**Exercise brief:** Find every line in the records that holds the string "Wayside". Copy each one.

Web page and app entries
◇ ◇ ◇ ◇
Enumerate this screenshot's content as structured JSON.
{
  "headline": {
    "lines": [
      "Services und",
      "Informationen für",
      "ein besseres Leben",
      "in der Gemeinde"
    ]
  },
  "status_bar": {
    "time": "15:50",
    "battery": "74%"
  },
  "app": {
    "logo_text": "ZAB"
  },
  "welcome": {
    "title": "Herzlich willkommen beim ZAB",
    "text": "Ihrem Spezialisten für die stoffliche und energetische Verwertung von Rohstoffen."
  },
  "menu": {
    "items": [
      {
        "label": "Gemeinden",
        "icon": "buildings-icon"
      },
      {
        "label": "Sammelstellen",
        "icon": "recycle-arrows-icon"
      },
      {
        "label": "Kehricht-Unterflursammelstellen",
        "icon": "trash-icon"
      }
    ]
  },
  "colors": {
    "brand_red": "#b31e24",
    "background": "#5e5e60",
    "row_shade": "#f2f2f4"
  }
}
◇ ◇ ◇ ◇
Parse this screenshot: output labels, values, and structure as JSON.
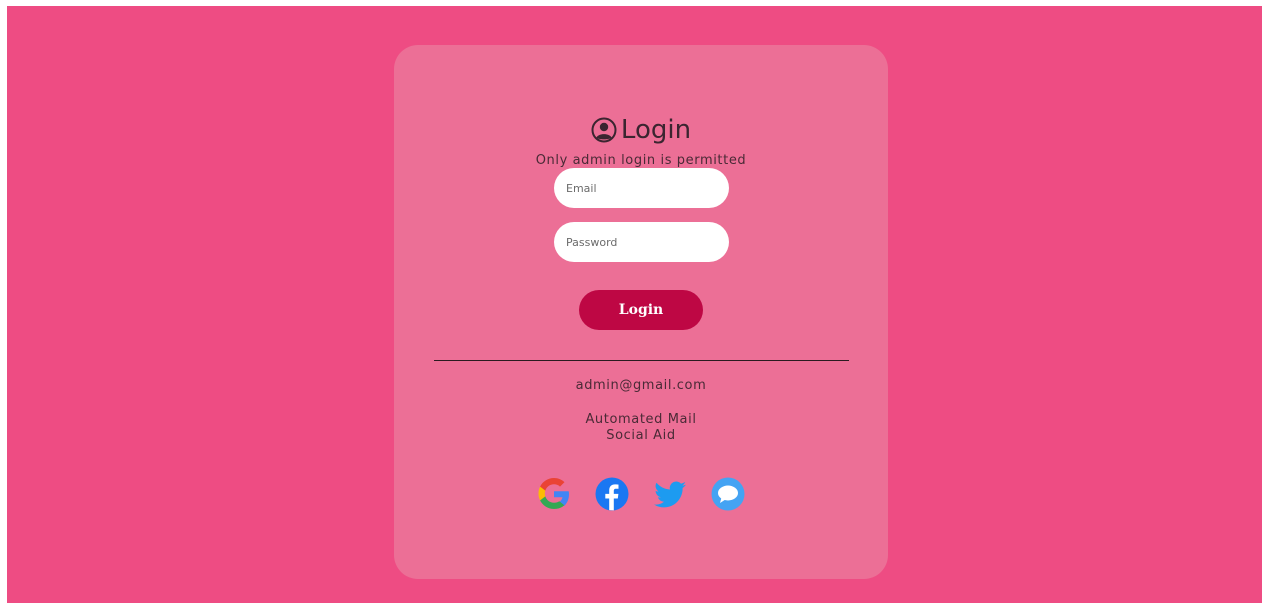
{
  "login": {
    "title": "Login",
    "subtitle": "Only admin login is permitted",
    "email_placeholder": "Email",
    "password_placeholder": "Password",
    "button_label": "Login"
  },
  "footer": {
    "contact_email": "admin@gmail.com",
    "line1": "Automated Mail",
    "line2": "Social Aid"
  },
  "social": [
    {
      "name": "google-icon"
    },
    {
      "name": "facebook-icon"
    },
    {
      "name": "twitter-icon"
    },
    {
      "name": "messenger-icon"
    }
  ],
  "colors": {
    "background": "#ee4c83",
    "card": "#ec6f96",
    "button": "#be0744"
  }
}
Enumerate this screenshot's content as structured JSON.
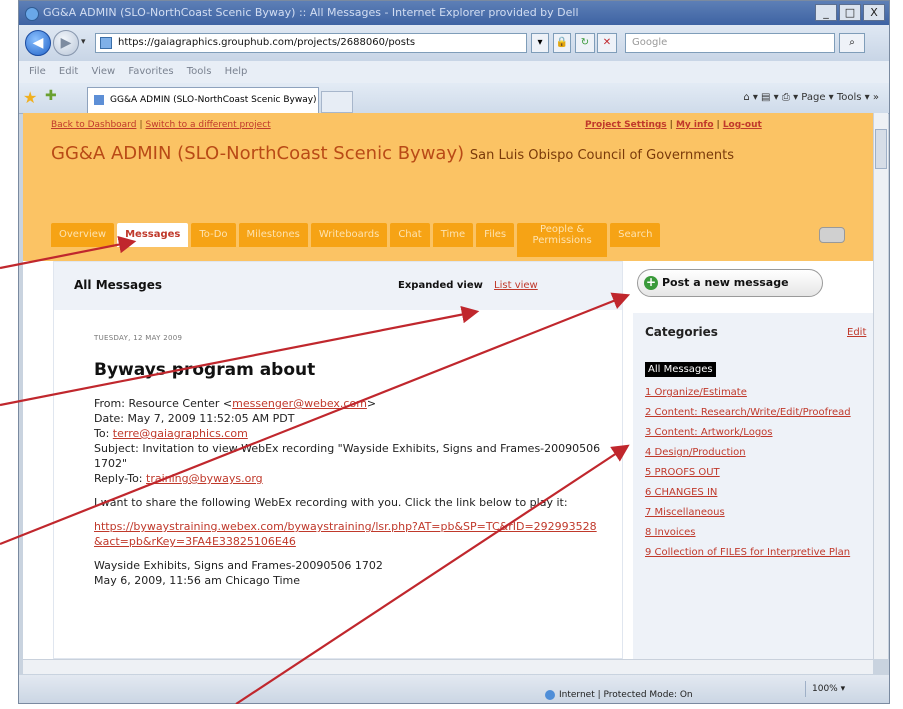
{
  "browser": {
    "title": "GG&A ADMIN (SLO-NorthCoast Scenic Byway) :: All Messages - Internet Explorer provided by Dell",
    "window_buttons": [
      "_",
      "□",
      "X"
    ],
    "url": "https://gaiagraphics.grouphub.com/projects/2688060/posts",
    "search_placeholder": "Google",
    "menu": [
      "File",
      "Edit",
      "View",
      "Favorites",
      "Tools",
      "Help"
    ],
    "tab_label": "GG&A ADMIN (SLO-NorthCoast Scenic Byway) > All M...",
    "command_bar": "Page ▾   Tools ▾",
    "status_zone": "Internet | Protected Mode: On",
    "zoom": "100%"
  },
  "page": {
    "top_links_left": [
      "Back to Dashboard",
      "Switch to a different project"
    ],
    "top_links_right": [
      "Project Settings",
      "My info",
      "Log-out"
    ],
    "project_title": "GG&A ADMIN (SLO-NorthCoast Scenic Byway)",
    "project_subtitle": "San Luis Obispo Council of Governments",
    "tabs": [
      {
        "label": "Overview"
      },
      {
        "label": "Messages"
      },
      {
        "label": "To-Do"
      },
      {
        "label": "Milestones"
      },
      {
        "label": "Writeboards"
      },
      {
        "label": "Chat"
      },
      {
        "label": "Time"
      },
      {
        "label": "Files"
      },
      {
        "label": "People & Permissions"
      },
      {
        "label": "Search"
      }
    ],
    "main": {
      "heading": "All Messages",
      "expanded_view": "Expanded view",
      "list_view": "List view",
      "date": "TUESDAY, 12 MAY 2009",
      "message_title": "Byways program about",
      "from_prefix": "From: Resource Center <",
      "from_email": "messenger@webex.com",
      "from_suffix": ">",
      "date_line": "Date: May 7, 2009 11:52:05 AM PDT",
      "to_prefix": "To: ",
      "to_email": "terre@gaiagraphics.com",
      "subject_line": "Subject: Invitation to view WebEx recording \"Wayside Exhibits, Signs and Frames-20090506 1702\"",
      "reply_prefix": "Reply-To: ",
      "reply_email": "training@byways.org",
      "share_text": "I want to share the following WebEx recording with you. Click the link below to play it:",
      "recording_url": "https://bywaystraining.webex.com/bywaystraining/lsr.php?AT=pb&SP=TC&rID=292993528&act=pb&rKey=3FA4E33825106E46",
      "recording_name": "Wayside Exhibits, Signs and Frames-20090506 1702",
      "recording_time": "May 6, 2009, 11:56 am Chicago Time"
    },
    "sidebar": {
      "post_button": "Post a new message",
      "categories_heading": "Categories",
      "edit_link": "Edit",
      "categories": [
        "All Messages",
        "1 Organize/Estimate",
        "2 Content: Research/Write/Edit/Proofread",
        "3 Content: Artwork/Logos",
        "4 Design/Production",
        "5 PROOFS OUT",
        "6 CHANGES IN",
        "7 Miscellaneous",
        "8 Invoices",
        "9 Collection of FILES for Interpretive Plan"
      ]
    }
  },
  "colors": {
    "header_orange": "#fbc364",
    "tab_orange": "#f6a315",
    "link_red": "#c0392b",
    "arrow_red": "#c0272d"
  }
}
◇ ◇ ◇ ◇
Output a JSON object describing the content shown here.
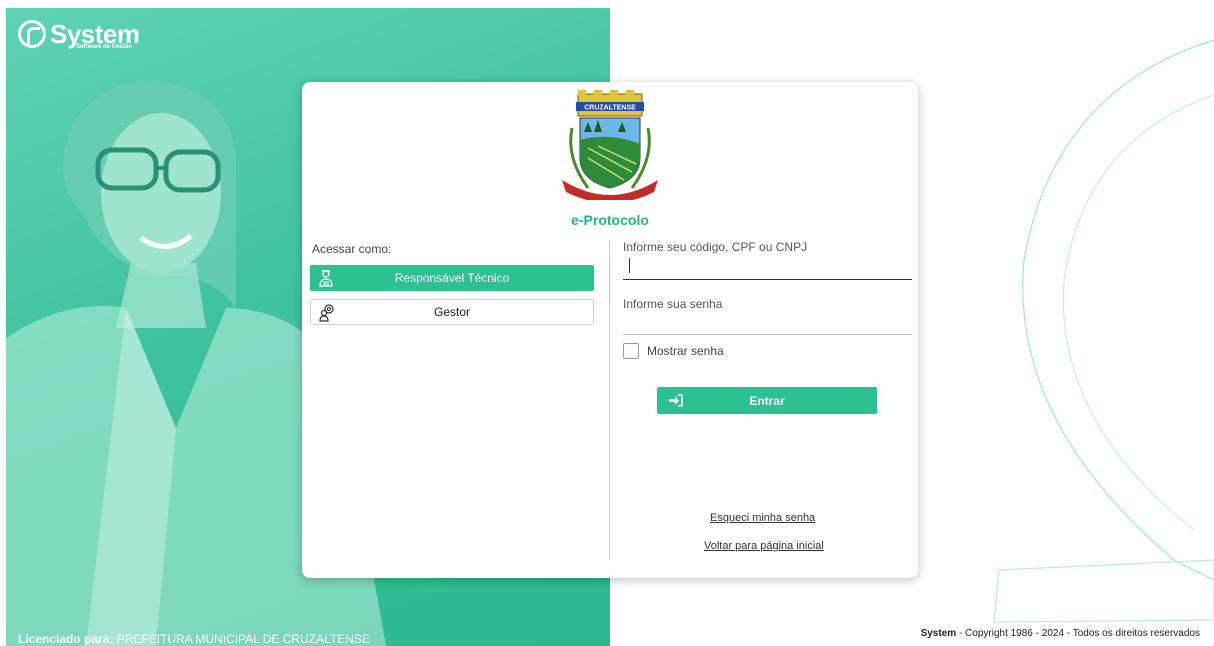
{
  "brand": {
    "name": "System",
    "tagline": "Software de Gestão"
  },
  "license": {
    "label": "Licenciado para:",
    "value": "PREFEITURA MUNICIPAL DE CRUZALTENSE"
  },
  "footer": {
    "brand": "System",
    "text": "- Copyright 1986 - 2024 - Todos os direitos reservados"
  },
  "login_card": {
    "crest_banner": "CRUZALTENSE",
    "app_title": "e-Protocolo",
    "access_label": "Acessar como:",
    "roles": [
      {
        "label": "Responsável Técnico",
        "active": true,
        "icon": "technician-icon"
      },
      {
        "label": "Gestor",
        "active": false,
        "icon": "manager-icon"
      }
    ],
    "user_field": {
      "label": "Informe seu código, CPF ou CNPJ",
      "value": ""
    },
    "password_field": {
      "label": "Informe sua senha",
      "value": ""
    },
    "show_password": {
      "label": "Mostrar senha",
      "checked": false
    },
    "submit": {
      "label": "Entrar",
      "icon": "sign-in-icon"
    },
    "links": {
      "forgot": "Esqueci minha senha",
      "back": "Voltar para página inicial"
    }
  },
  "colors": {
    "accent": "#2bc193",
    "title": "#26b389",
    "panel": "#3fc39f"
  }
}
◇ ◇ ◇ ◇
**Task response:**
      "subject_line": "Subject: Invitation to view WebEx recording \"Wayside Exhibits, Signs and Frames-20090506 1702\"",
      "recording_name": "Wayside Exhibits, Signs and Frames-20090506 1702",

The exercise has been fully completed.